I recently watched Rev Anthony's Rant about indy game developers not receiving due payment when high quality games are created and released to the public. Is there a way smaller developers could be paid for hard work? I think the answer is maybe. As Anthony mentioned the issue is really pay per performance. If a game is good then it deserves payment. There will always be the potential for buyer's remorse but if you're an indy game developer giving away your wares for free or near free then there's a good chance of seller's remorse as well.
After some rumination I think I may have come up with a possible solution to this problem and as Rev mentioned it involves a paradigm shift. The real issue here is distribution and advertising. Larger game developers have more money to spend on advertising thus increasing the public's awareness of the next new, supposedly hot game being released. So simply by increasing awareness they've increased the chance that at least someone will purchase the finished game. Smaller game developers on the other hand don't have as much money to spend on advertising so they're forced to lower the price of their game in hopes of increasing the chance that someone will pick it up. This is where things need to change.

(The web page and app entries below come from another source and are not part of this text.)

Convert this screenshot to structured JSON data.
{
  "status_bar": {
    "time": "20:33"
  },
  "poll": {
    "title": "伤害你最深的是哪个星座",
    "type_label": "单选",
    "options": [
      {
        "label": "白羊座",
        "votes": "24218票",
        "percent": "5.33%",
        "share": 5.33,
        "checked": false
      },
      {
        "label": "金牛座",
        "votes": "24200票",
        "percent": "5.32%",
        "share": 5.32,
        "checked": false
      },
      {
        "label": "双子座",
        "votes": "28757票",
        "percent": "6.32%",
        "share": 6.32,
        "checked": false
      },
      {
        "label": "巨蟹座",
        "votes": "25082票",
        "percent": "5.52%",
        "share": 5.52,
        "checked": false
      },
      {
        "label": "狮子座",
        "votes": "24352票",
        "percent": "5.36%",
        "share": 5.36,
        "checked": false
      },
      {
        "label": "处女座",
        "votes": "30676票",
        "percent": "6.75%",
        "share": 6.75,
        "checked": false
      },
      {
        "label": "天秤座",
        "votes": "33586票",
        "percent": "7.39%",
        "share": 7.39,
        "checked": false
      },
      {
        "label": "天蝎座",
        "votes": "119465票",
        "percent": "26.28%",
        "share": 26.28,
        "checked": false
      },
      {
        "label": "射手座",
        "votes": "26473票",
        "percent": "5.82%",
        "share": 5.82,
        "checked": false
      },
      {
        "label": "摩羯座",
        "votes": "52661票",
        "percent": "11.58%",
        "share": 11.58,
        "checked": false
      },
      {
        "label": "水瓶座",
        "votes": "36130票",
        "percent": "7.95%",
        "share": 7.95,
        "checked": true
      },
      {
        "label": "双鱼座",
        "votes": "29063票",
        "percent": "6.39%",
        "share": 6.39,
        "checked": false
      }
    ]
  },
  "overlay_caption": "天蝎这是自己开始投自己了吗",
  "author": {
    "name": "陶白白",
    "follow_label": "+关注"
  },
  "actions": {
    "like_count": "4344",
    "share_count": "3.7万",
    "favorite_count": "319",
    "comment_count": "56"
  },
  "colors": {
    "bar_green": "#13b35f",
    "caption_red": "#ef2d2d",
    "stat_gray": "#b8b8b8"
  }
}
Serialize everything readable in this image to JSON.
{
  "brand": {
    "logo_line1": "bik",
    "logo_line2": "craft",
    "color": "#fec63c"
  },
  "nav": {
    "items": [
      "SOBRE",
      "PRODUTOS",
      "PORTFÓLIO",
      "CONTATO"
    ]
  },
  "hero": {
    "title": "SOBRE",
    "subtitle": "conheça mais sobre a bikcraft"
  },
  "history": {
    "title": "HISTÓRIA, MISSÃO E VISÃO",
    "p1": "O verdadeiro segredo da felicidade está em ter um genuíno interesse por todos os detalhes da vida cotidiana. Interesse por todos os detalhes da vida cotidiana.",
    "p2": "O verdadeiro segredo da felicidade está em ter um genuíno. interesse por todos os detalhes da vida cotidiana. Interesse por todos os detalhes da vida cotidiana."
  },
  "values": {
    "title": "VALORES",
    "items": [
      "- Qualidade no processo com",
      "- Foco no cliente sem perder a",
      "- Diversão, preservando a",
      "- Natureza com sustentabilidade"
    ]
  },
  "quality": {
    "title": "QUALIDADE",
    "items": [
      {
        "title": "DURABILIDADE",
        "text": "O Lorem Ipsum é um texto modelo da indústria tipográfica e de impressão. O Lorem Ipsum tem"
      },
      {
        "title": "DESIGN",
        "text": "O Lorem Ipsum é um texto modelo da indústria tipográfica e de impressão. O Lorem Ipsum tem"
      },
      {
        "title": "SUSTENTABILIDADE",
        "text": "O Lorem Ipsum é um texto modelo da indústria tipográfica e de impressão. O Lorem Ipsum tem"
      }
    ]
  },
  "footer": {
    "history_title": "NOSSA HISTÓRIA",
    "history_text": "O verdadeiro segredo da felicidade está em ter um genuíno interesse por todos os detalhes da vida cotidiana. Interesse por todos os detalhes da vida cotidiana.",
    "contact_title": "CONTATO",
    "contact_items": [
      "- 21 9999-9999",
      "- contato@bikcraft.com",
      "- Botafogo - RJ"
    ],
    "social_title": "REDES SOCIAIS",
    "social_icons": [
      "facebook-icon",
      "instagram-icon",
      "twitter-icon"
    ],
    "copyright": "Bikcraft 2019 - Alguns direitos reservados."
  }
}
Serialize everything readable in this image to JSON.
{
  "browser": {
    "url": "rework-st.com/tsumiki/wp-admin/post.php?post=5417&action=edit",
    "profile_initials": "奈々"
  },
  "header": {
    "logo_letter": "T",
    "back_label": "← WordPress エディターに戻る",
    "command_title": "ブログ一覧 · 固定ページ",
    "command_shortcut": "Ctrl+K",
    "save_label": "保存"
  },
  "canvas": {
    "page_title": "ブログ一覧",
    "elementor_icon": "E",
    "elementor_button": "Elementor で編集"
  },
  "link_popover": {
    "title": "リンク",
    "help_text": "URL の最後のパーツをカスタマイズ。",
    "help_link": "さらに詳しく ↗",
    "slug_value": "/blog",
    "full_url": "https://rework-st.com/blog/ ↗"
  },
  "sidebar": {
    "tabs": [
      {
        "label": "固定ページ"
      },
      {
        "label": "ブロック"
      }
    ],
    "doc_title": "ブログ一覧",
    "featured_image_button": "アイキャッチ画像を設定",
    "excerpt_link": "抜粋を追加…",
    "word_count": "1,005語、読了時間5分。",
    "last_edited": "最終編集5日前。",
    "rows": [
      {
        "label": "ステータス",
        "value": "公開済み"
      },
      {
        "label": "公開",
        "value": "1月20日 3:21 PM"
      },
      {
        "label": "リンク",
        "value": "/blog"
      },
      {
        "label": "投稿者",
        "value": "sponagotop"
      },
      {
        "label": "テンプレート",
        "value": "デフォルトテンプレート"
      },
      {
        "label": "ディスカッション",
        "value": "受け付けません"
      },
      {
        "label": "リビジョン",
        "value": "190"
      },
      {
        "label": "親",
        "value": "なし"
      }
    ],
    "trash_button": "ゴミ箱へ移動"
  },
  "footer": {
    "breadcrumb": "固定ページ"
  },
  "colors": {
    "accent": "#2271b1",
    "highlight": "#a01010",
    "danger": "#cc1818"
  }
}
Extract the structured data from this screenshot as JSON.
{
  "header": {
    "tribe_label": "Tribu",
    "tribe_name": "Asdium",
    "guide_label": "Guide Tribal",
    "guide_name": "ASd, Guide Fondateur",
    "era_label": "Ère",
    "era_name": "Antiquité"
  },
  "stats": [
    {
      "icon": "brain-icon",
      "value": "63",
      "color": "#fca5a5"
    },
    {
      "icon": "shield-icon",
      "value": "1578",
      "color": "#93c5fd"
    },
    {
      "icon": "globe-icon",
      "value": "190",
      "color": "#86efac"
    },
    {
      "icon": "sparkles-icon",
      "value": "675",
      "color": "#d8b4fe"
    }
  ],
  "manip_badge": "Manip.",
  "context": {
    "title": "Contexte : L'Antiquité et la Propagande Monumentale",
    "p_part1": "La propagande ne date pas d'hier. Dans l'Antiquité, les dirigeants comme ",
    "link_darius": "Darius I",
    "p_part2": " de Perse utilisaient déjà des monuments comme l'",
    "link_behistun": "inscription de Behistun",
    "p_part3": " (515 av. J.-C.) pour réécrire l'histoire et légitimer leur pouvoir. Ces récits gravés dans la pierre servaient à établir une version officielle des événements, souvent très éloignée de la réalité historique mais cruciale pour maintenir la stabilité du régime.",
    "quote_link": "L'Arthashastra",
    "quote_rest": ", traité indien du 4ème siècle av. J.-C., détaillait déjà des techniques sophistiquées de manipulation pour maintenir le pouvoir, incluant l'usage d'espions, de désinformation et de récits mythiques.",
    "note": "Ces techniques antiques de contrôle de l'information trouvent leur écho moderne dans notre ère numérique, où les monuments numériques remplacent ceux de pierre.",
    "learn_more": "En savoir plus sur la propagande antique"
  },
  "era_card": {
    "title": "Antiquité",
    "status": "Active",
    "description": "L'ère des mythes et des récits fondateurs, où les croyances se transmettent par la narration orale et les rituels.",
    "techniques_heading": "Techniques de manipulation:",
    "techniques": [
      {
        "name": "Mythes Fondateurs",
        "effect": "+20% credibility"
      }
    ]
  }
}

What I think needs to happen is the creation of a indy game collective. This would be a group of indy developers selling their games together. Thrifty Gamers would likely be more willing to pay a bit of cash for multiple games instead only one game at a time. The consumer would pay a base price for all the games that would be distributed and then after they finished playing the games they could decide what percentage of the initial price paid would go to each developer. The entire cost paid up front would have to be distributed as the gamer sees fit. If they wanted to play all the games and then only pay for one of them, they could. Alternately they could decide to divide the upfront cost evenly between all the developers. In this way the games seen as being of the highest quality would in theory get the money they deserved and the smaller indy developers would have the chance to get their games distributed to an increased audience. Depending on the number of games included in the purchase price there might even be enough money for a little advertising getting the word out even further.